Monday, November 6, 2017

From necrotopias to thalasso(to)pias: designing spatial (dis)continuities in Calatrava’s Museum of Tomorrow

Conference Presentation

2-5 Nov 2017, Lancaster

From necrotopias to thalassopias: designing spatial (dis)continuities in Calatrava’s Museum of Tomorrow


The Museum of Tomorrow is a neo-futurist architectural creation and an educational-touristic landmark erected in an abandoned and crime-infested port (Porto Maravilha) of Rio de Janeiro before Rio 2016. Situated in a heritage site that brings together the city’s past and future legacies, it was intended as a problematisation of humanity’s survival in the context of climate change and unrestrained capitalist development. Its principal conception by Spanish architect Santiago Calatrava, and completion with audio-visual installations by an international artistic contingent, including American artists and Brazilian filmmaker and ceremonial director Fernando Meirelles, showcase the complexities of global imaginaries of mobility.

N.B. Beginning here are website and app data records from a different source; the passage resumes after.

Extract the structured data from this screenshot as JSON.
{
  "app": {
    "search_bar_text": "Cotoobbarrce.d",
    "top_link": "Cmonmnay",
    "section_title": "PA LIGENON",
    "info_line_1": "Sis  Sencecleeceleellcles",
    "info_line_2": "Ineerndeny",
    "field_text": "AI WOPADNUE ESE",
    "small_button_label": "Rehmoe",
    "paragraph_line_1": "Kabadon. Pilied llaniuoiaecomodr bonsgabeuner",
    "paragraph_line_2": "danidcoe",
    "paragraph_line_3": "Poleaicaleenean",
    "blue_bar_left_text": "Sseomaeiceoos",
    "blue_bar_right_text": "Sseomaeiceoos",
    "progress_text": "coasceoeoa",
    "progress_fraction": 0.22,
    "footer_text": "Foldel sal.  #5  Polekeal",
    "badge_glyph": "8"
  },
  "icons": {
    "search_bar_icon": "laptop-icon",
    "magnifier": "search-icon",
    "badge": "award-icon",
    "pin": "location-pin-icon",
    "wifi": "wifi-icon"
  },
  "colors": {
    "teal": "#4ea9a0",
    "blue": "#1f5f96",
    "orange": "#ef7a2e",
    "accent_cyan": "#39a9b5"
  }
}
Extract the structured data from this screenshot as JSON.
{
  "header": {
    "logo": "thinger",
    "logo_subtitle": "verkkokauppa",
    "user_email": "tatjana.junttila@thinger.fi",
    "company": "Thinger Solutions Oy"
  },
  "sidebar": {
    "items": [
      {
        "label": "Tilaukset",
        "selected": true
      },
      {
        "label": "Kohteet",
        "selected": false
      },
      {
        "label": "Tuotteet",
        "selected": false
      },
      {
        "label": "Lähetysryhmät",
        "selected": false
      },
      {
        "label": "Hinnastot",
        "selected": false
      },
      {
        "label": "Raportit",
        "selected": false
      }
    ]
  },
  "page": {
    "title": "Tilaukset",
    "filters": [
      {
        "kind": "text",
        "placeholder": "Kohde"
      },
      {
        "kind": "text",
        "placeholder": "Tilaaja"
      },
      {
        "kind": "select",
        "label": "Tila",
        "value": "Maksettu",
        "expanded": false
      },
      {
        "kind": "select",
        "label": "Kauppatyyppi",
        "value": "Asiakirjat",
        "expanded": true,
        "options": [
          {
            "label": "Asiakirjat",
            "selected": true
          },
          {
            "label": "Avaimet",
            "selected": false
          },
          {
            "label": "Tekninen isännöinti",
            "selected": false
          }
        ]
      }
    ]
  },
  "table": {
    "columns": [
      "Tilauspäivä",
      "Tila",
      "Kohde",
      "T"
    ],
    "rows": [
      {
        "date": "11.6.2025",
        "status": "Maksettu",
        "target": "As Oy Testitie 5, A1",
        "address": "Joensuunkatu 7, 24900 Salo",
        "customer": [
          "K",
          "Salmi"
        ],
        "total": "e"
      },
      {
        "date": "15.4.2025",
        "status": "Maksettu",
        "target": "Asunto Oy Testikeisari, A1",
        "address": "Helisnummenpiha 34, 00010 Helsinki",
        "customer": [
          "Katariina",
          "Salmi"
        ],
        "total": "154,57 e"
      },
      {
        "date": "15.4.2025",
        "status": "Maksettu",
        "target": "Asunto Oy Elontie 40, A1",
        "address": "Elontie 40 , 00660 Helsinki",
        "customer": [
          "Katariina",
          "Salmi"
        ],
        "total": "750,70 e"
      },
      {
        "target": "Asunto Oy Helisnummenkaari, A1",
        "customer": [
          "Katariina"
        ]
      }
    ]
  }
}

As a multi-scalar initiative featuring local, state and international partners, the Museum showcases the ways concerns over ecosystemic erosion are addressed in performative/artistic ways. I argue that its artistic/architectural creators call into being a dual utopic method: as an artistic practice and a form of recreation of life from death. First, I speculate how, by enrooting the Museum in Rio’s built maritime environment, local heritage conservation and spatialized social inequalities, they enact a ‘choreotopographic tour’, a ritualistic journey through cultural sites for global visitors. Second, I examine how its installations produce dark travel through the mobilisation of technology: a haphazard esoteric audio-visual journey that concludes with a potential return to humanity’s roots, Nature. Combining embodied (walking around the Museum’s heritage environs) and cognitive mobilities (speculating humanity/earth’s end and potential ‘beginnings’ in the Museum’s interior, through its audio-visual installations/artefacts), the Museum produces utopian meta-movement. With industrial modernism as its core, this meta-movement compels visitors to oscillate physically, emotionally and cognitively between necrotopic scenarios (environmental erosion, slum pollution, Brazil’s submerged slave heritage) and thalasso(to)pic[1] fluidity (tourism, the possibility to attain good life, hope).

[1] From Greek thalassa=sea and topos=place rooted in heritage.

No comments:

Post a Comment